Jury $17 million Walmart, “evaluating all options”.
Walmart officials said they were “evaluating all options” after a Wood County jury’s decision this week to award a woman who was injured during the apprehension of a shoplifter at the South Parkerburg Walmart four years ago $16.9 million in damages
Jamie Bordas, the attorney for Diane Ankrom, the plaintiff, said the verdict was appropriate.
“She’s got a lifetime of care and a lifetime of consequences as a result of Walmart’s conduct,” said Bordas who works with Bordas & Bordaw Law Firm out of Wheeling of Ankrom.
“We hope that this sends a message to corporations that it’s important to put safety over profits.”
The verdict, returned Monday after less than two hours of deliberations, included $6.5 million for Ankrom’s past and future medical expenses along with more than $10 million in general damages.
Responsibility was split with 70 percent allocated to the shoplifter and 30 percent to Walmart.
In Feb. 2015, Ankrom was at the South Parkersburg Walmart with her granddaughter when the shoplifter was stopped in the vestibule near the exit after stealing gloves.
The gloves were returned at that point to Walmart employees, according to Bordas, who said those employees then took the shoplifter back into the store when they knew he was a “flight risk” because of his previous attempts to run.
“Sure enough, he did flee again and took off running and, when he did, ran into Mrs. Ankrom’s cart, knocked her over to the floor, knocked the cart on top of her, threw her granddaughter out and, unfortunately, caused Mrs. Ankrom to suffer some pretty significant injuries,” Bordas said.
Bordas said Ankrom sustained traumatic injuries to her intestines which have required multiple surgeries during more than 20 hospital admissions.
At the age of 52, she’s living with an ileostomy for waste removal and requires a special feeding procedure daily in order to get enough nutrients.
“This was what’s believed to be the highest verdict in the history of Wood County on behalf of a single plaintiff and we think there’s good reason for this, that Walmart’s conduct was inappropriate,” Bordas said.

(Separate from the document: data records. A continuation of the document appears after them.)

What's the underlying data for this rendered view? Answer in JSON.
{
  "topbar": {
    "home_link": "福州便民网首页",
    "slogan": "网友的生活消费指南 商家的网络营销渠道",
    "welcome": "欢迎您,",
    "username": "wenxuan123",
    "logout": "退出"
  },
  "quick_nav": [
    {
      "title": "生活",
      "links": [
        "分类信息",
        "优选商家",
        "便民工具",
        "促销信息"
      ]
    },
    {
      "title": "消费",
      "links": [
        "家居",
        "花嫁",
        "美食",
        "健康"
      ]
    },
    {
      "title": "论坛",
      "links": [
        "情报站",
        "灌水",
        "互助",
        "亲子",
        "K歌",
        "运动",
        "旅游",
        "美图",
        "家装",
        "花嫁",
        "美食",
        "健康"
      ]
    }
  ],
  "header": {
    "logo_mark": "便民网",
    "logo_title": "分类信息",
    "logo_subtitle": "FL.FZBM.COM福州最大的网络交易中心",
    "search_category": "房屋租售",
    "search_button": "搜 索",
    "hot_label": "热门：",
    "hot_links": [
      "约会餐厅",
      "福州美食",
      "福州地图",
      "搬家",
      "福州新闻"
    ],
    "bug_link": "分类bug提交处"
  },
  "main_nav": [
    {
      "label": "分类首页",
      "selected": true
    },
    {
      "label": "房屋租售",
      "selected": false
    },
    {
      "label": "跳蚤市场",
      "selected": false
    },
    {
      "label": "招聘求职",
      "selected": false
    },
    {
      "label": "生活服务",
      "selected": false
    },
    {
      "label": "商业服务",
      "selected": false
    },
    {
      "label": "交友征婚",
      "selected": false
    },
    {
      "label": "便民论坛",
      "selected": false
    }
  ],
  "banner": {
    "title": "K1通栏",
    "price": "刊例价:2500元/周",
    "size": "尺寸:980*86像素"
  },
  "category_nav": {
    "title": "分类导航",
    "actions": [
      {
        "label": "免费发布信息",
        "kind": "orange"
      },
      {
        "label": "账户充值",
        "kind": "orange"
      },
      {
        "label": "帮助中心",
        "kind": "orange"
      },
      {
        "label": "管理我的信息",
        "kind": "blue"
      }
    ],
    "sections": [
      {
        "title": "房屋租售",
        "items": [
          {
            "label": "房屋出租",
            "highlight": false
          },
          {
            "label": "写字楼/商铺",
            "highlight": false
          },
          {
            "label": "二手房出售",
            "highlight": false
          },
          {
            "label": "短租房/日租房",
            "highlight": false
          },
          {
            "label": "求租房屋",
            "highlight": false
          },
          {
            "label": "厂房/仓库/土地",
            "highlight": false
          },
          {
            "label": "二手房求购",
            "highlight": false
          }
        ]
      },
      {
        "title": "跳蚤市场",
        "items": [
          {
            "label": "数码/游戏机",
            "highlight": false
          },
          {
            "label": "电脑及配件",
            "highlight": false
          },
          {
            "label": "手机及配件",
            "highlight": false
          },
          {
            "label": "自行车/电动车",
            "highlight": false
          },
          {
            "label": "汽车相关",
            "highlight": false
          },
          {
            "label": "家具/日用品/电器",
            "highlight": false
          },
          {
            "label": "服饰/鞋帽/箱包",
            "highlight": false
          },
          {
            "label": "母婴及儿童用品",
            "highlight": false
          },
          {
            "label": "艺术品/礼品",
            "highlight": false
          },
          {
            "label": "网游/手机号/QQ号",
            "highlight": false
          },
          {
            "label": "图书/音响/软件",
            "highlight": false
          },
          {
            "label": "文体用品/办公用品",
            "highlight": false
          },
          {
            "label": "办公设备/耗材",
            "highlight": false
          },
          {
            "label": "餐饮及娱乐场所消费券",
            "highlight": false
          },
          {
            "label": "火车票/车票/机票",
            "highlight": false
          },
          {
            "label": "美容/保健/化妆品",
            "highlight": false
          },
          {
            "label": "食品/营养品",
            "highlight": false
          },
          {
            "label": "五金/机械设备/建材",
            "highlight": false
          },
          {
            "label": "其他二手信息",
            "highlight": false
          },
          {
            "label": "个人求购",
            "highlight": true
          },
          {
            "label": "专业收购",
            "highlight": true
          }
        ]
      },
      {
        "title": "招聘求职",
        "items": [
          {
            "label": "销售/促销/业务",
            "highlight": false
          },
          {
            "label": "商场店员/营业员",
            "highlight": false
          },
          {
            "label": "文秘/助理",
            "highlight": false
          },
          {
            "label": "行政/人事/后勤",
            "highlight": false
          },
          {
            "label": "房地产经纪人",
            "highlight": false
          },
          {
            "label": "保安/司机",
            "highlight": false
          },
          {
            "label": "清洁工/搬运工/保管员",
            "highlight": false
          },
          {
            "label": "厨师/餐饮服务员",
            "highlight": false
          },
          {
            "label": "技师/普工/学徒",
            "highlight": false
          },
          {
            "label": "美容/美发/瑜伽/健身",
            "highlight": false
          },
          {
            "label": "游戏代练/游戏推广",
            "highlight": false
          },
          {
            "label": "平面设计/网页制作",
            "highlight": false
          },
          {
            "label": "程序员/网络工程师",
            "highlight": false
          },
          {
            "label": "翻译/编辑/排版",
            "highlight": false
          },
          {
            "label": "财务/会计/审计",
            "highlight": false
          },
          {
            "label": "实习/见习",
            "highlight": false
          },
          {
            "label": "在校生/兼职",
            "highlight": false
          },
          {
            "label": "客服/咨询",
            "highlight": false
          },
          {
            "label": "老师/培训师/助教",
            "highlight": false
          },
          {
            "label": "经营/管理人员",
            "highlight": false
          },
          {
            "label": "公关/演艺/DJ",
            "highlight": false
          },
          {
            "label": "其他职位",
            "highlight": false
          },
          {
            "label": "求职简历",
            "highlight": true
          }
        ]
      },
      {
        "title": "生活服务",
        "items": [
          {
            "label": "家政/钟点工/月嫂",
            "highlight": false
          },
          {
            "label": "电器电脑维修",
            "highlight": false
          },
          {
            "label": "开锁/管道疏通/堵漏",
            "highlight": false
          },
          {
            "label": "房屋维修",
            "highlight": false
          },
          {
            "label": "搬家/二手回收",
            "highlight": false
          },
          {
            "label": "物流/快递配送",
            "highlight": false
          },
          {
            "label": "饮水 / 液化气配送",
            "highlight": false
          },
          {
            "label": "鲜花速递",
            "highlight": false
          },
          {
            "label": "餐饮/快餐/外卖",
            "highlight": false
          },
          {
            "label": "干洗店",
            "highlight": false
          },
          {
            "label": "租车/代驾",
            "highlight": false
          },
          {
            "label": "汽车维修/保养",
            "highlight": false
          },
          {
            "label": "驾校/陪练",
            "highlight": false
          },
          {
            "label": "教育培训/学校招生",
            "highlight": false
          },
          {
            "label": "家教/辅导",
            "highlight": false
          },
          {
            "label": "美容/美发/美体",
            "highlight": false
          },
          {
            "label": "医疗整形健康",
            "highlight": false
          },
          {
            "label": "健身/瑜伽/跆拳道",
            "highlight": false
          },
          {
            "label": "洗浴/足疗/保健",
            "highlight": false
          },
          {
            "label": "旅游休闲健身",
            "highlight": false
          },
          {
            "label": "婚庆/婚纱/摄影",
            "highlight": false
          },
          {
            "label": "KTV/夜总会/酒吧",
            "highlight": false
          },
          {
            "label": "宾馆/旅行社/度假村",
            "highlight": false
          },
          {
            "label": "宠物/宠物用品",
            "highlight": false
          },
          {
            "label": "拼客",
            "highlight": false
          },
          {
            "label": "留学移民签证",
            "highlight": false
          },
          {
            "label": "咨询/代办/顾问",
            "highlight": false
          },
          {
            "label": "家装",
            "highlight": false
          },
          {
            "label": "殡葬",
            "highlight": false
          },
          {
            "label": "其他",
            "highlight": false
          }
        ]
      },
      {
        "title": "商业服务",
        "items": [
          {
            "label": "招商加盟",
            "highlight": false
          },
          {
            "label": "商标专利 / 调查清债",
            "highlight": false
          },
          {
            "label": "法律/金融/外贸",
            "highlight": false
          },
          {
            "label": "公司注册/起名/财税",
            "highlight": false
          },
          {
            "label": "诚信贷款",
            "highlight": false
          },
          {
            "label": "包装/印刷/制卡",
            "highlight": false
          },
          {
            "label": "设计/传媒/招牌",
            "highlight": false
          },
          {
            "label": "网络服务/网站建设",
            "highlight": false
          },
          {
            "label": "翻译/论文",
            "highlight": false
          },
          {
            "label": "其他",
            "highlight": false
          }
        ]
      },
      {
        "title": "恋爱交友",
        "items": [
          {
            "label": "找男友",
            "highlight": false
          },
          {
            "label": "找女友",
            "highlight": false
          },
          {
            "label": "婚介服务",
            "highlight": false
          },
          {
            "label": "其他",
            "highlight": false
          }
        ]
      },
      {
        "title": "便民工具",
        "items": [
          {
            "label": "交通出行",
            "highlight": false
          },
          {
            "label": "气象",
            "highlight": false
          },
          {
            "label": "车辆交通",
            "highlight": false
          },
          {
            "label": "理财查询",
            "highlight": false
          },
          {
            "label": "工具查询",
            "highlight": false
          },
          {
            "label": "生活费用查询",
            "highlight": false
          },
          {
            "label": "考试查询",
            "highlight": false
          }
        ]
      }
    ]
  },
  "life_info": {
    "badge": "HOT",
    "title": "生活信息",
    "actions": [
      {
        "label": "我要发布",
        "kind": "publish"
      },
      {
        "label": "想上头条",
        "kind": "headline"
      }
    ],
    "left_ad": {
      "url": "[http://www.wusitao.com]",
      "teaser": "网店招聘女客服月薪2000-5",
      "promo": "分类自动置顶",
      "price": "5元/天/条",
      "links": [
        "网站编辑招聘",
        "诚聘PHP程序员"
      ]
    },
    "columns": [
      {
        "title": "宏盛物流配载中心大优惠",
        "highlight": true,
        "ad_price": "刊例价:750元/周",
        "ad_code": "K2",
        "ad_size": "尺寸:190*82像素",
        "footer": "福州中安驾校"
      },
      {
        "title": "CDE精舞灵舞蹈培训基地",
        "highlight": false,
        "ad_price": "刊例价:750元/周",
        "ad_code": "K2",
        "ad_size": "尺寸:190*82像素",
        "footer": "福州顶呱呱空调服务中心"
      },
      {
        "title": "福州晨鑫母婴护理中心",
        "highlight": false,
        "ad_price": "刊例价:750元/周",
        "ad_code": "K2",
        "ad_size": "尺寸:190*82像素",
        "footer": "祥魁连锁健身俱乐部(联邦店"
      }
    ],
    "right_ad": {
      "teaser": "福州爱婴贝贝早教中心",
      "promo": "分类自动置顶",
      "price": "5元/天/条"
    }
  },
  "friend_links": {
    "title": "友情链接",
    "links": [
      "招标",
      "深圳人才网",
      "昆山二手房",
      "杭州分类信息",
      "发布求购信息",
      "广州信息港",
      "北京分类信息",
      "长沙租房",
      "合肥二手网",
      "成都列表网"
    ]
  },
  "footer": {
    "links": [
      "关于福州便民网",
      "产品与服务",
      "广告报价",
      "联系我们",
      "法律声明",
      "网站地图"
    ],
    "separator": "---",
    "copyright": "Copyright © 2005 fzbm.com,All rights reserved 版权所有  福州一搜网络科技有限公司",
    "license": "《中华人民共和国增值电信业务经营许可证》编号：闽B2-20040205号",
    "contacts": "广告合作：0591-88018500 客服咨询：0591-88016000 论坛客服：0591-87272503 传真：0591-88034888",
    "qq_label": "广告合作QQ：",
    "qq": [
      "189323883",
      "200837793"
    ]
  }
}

“It was demonstrated that they not only failed to follow industry-best practices with respect to the detention of shoplifters, but also failed to follow their own written policies and the jury recognized that and decided that’s just not appropriate conduct.”
Walmart officials denied that in this statement a spokesperson provided to MetroNews:

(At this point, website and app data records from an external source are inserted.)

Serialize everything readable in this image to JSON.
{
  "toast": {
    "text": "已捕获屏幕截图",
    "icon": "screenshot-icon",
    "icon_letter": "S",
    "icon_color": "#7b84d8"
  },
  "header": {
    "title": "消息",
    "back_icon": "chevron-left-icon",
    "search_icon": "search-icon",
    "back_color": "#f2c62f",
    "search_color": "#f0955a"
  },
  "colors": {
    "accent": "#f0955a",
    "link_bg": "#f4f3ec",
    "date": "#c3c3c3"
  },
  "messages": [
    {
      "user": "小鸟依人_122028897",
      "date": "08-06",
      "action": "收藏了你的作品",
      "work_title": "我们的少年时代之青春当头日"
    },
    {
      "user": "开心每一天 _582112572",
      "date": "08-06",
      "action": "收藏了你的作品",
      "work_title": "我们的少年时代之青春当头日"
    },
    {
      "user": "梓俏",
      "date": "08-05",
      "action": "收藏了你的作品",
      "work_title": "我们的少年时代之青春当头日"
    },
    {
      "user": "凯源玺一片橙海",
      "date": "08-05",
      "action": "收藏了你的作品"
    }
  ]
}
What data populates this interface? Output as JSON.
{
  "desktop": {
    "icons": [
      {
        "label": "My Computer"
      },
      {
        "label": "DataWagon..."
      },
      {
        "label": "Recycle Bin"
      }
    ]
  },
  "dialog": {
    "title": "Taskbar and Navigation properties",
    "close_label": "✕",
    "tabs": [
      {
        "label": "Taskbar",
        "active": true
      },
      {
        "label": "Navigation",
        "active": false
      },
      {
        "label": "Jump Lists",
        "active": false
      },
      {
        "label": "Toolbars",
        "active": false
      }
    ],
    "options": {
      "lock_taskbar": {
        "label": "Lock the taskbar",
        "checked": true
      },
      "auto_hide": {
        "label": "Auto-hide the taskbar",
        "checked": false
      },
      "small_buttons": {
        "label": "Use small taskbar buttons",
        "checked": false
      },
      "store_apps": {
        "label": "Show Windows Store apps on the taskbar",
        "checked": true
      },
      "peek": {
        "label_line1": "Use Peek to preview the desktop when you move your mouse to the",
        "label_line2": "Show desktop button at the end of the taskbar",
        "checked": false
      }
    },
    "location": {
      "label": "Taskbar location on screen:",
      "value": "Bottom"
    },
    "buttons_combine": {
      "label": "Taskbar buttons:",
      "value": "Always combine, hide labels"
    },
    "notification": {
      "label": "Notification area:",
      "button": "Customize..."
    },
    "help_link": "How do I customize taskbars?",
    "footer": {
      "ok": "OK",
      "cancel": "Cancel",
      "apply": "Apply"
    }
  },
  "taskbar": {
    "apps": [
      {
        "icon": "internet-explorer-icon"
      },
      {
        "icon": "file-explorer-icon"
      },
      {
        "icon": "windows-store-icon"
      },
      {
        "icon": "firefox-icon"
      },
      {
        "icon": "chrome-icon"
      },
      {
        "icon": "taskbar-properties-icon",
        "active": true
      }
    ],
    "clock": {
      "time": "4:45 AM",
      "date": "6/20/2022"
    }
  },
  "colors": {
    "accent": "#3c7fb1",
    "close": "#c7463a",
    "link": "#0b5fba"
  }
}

“We are sympathetic to Ms. Ankrom and what she experienced in our store. However, we strongly believe our associates did nothing wrong and followed company policy. The jury’s verdict is not supported by the evidence as we believe the actions of the shoplifter were the sole cause of Ms. Ankrom’s injuries,” the statement said.
Options for next steps for Walmart in the case included filings of post-trial motions or an appeal.

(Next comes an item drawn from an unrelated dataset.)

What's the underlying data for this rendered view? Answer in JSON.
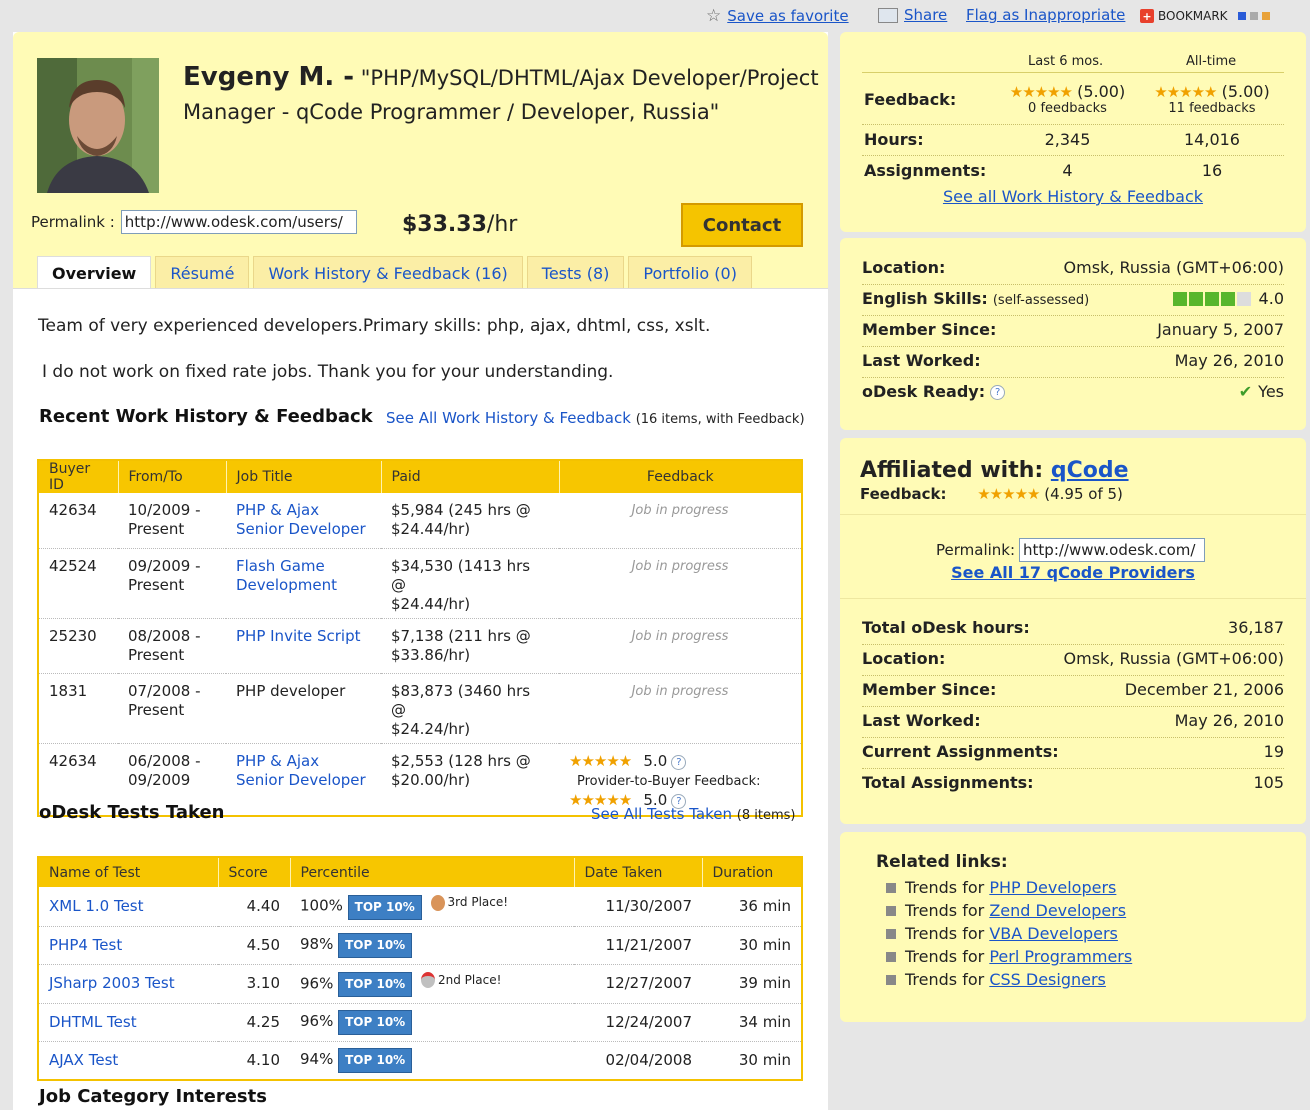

As for the 70-30 responsibility split, Ankrom was hurt in early 2015 before the West Virginia Legislature made a law change establishing a new comparative fault standard and abolishing joint liability.
Under current law, each defendant can only be liable for the amount of compensatory damages proportionate to percentage of fault, but that was not the law in February 2015.
“We believe that there’s a very strong possibility that Mrs. Ankrom will be able to collect the entire verdict from Walmart and, if not the entire verdict, certainly a significant part of it,” Bordas said.
Wood County Circuit Court Judge J.D. Beane presided over the trial which lasted for five days.